## WHAT IS REQUIRED
How many lines of the entries below contain the string "PicGo"? State the number alone.
**** MATERIAL PROVIDED ****
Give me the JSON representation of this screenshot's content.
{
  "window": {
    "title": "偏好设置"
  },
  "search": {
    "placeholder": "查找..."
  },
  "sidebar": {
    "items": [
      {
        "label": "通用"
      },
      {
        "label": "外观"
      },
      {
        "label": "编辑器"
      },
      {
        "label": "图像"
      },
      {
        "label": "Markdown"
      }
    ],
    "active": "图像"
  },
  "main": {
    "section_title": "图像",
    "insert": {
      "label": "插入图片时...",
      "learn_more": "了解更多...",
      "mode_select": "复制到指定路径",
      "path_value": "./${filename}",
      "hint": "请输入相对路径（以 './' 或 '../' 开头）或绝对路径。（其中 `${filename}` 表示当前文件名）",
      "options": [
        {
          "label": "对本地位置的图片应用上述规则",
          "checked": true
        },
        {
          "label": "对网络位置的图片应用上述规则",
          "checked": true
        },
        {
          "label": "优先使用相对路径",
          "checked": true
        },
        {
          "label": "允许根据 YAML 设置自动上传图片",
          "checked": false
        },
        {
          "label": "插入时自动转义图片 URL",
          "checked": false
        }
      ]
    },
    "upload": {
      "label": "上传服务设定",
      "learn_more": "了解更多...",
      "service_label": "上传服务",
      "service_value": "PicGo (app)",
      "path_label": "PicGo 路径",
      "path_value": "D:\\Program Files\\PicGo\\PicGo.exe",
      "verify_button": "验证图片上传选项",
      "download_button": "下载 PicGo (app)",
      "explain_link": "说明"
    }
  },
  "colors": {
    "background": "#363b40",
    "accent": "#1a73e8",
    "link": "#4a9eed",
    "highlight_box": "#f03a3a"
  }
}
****
## TASK ANSWER
4